Another important theme that emerges from the book is that the history of the relationship between philanthropy and the state services can give us valuable insights into how we should understand the role of philanthropy today. Any idea that the interaction is a zero-sum game is mistaken: from the outset state provision of welfare and philanthropic provision have existed side-by-side. The balance between the two has certainly shifted over time, and the expectations that we as a society have about that balance have also changed, but it is clear that both are necessary elements of the overall picture.
Whenever there has been an attempt to replace philanthropy with state funding or vice versa, it has ended in failure.

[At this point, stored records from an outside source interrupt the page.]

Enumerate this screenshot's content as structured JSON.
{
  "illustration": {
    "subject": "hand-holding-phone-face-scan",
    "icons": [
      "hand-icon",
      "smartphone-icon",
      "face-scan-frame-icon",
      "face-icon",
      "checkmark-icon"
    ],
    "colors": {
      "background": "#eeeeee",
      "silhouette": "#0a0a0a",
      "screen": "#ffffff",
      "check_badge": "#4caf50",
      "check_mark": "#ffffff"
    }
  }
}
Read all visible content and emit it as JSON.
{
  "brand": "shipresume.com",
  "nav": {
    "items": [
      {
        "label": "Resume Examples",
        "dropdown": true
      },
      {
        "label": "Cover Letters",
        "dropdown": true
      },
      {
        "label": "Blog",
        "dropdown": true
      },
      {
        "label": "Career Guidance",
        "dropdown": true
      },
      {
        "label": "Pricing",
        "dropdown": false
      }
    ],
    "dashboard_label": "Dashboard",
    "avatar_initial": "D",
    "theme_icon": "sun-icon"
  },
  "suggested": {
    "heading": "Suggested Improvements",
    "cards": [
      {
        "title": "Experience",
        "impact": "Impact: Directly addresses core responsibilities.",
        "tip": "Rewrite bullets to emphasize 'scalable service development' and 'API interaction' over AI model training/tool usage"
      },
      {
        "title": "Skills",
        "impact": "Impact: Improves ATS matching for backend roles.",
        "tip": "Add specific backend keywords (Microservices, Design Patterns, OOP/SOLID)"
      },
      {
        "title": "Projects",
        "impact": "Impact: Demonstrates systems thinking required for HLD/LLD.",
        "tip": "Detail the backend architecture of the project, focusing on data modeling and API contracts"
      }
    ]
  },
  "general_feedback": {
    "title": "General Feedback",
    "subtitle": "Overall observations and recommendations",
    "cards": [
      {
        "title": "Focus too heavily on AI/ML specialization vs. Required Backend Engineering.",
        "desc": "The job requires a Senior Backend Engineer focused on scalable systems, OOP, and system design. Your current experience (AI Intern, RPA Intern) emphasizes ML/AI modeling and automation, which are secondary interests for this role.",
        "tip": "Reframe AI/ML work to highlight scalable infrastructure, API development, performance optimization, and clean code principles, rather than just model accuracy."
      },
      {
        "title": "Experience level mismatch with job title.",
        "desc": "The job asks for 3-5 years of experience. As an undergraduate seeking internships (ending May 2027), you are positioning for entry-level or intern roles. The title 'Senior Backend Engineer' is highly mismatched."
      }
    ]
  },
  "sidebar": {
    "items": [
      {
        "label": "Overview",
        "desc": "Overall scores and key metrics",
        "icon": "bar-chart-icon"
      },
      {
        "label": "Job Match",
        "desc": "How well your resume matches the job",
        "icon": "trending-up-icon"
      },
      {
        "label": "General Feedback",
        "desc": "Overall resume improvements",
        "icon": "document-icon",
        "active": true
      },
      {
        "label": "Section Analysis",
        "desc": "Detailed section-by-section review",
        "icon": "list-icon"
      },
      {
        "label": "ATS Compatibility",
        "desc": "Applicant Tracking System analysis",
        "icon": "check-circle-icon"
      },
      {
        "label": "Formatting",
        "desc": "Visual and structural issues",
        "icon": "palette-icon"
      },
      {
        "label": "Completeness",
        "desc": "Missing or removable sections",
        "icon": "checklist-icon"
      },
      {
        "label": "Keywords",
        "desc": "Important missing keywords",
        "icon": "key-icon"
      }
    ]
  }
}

The ‘grand experiment’ of the Victorian era which attempted to deliver a universal system of welfare via philanthropic means did not succeed, because as the scale of the problems facing society became clear (often, it has to be said, as a result of the work of pioneering philanthropists) it became obvious that the state would have to play a part in dealing with them. Conversely, in the decade following the establishment of the welfare state in the late 1940s, UK philanthropy began to decline and many thought it would wither away into irrelevance. However, by the 1960s, people were already starting to voice dissatisfaction with the reality of the welfare state and coming to appreciate that philanthropic organisations had an important role to play in terms of driving innovation, challenging state provision, advocating on behalf of special interest groups and even delivering services on behalf of the state where they were better-placed to do so.
I hope that my book will provide some important context around the role of philanthropy that should be of use to those making policy affecting philanthropy, both within and beyond Britain. There is real value to understanding the added value that philanthropy can bring within a state-delivered system of welfare, whilst also recognising that this service delivery aspect of the work of not-for-profits is only one half of the picture, and that the role they play as independent, critical voices within our society, able to stand up for marginalised individuals and communities, is just as important. The history of philanthropy is far more than just the stories of long-dead donors and their gifts: it can offer real insights into issues that are affecting the vital work of philanthropists and not-for-profit organisation right now.
Rhodri Davies works at Charities Aid Foundation (CAF), where he leads Giving Thought – CAF’s in-house think tank focussing on current and future issues affecting philanthropy and the charitable sector. Rhodri graduated from the University of Oxford with a first-class degree in Mathematics and Philosophy and embarked upon an academic career before migrating into public policy work, where he has spent nearly a decade specialising in the policy aspects of philanthropy and charitable giving.